Report predicts continued rebound and growth in franchising
The U.S. franchise industry posted a solid uptick in 2021, according to FRANdata’s 2022 Franchising Economic Outlook report. The total economic output that franchises generated in 2021 increased by 16.3%, to $787.7 billion. Several factors helped last year’s rebound: Covid-19 vaccines, government stimulus programs, pent-up demand for consumer goods, and massive household savings.
Franchising looks to continue its recovery in 2022 with help from an improving labor market and sustained buying urges by Americans. The report, which is released by the International Franchise Association but compiled independently, makes projections for 2022 and posts comparative figures for 2020 and 2021.
Franchise Growth in 2022
Franchises’ portion of the gross domestic product (GDP) will stay at 3% this year, a total of $501 billion, the FRANdata report predicts. Franchise growth in 2022 is likely to stabilize, with the industry expanding by 2.2%. That means the U.S. will have 792,014 franchise establishments, exceeding its 2021 total by 17,000.
The FRANdata report anticipated that the fastest-growing types of franchise businesses, in raw numbers, during 2022 would be in the personal-care sector, as U.S. consumers normalize their spending; its expansion will be at a rate of 3.1%. The commercial and residential services sector will be second, according to the report, with anticipated growth of 2.7%; the report attributed this spike to the strength of the housing market. Full-service restaurants should gain 2.5%; quick service restaurants QSRs, 2.1%; and lodging, 1.3%.
Texas is expected to see more franchise growth than any other state, according to the report. After Texas, the top 10 states in terms of net franchise locations gains will likely be Florida, Arizona, South Carolina, Idaho, Tennessee, North Carolina, Montana, Nebraska and Nevada.

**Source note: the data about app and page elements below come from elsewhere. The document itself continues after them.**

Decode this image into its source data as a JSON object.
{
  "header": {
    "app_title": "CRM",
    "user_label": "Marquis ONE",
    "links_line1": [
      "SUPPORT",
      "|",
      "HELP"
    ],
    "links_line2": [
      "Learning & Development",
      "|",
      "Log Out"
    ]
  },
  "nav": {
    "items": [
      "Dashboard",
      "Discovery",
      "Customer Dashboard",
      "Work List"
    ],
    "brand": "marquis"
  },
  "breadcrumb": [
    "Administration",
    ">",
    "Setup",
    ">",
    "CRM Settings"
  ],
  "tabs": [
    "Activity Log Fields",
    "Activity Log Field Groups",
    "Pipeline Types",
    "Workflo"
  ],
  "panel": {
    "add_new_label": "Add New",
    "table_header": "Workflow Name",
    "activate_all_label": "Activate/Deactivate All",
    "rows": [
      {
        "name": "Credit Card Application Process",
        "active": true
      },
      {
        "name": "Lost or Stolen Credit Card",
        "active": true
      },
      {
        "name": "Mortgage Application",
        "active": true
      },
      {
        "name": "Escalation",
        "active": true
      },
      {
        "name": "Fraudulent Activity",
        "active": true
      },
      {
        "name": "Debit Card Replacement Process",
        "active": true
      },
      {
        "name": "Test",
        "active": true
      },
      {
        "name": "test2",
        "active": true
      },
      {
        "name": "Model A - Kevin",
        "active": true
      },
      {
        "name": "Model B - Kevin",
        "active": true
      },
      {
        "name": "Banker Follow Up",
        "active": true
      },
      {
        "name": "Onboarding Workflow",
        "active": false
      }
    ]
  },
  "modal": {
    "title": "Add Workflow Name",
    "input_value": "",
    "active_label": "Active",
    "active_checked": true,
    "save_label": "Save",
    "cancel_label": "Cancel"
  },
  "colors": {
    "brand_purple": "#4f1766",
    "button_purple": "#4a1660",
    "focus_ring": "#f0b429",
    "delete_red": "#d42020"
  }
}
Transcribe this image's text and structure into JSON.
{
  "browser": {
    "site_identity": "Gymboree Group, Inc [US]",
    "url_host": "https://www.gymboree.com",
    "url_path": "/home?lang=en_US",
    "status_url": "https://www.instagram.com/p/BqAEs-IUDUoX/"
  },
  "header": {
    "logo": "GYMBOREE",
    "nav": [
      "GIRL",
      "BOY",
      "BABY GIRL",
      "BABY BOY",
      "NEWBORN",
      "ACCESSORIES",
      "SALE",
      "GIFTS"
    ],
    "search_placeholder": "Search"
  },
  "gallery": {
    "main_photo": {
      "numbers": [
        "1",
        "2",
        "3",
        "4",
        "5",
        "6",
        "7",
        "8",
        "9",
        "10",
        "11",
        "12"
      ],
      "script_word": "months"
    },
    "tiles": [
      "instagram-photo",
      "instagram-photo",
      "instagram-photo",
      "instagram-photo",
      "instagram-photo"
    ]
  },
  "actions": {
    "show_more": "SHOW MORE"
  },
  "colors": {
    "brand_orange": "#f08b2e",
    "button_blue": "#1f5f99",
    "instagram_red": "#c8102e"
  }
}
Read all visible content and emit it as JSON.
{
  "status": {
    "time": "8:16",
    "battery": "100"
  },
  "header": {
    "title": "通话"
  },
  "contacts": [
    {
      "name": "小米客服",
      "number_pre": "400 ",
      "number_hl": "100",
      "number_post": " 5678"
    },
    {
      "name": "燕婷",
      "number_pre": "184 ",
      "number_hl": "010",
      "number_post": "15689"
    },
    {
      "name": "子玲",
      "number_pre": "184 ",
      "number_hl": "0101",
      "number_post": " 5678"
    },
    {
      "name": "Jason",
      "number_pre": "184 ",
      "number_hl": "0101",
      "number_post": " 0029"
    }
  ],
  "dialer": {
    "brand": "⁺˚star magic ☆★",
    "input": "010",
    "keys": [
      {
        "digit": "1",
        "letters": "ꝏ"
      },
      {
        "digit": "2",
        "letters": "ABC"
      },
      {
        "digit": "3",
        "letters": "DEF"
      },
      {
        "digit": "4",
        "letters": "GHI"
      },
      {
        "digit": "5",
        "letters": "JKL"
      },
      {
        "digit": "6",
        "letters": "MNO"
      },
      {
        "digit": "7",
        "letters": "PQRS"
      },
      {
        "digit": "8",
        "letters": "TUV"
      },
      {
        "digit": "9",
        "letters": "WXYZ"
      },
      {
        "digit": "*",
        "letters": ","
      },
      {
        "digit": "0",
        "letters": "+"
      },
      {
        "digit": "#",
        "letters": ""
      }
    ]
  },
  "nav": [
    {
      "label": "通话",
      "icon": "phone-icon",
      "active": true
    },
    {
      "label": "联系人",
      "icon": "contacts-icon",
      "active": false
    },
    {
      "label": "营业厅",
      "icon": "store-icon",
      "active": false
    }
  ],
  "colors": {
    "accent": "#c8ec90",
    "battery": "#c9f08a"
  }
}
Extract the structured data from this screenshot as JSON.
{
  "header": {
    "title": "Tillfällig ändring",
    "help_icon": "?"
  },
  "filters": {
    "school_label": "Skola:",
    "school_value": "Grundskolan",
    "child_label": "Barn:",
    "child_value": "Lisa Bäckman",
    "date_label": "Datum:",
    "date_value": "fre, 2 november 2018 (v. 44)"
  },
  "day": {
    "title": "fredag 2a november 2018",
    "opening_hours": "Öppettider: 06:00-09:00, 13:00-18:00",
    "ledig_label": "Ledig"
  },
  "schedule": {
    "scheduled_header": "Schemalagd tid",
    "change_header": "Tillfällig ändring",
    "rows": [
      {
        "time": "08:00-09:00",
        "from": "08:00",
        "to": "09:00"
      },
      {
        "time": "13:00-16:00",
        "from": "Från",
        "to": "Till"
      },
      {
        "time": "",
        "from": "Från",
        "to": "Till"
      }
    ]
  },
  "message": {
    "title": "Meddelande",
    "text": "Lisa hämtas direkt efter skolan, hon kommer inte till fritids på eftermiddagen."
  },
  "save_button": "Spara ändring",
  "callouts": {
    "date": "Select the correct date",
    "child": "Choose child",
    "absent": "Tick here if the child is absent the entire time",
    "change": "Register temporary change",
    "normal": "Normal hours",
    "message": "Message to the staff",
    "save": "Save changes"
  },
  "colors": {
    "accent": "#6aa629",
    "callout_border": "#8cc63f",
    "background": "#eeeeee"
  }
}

U.S. Labor Market and Franchising
Total U.S. employment is still 3.6 million jobs short of pre-pandemic totals, the report says, because of reduced labor force participation. This has partly been driven by many workers voluntarily quitting (the so-called Great Resignation) and also by workers’ finding it impossible to work because of pandemic-induced reasons, such as childcare challenges or Covid-related health concerns. By year-end, the FRANdata report foresees an unemployment rate of approximately 3.5%, back to pre-pandemic levels.
In early 2021, franchise owners scrambled to find qualified workers to fill job openings, sometimes paying signing bonuses or paying candidates just to show up for interviews. Nevertheless, franchises hired 8.2 million employees by the end of 2021, adding a net 660,300 jobs.
The report’s overview of the U.S. labor market cites “an extraordinary year in 2021. With 6.4 million new jobs, more than any other year in history, the unemployment rate dropped to 3.9% in December of 2021, down significantly from the December 2020 rate of 6.7%, a trend likely to continue” in 2022.
Franchise Employment Gains
As you might expect, employment in franchise business segments most slammed by the pandemic in 2020 are those that are expected to rebound strongly this year. In 2020, employment in the lodging segment of franchising fell 32.6 percent, rebounded by 30.2% (estimated) in 2021 and should surge another 6.8 percent this year, the report stated. Personal services, which posted a negative 13.1% in employment during 2020, came back by 11% last year and should come up another 4.7% in 2022.
QSRs had a fall-off of 8.7% in 2020, but went positive by 5.2% (estimated) in 2021 and are projected to bump up 2.2% in 2022. Full-service restaurants went 17.4% negative in 2020, but rebounded by 14.9% (estimated) last year and should add 3.3% more employment this year.
Franchise workers at various levels saw their paychecks grow during 2021. Hourly workers saw 4.7% pay hikes; other employees’ compensation increased 9.2%. To take a deeper dive into the franchise industry’s growth, plus the firm numbers for 2020, estimates for 2021, and projections for this year, check out the 36-page FRANdata report.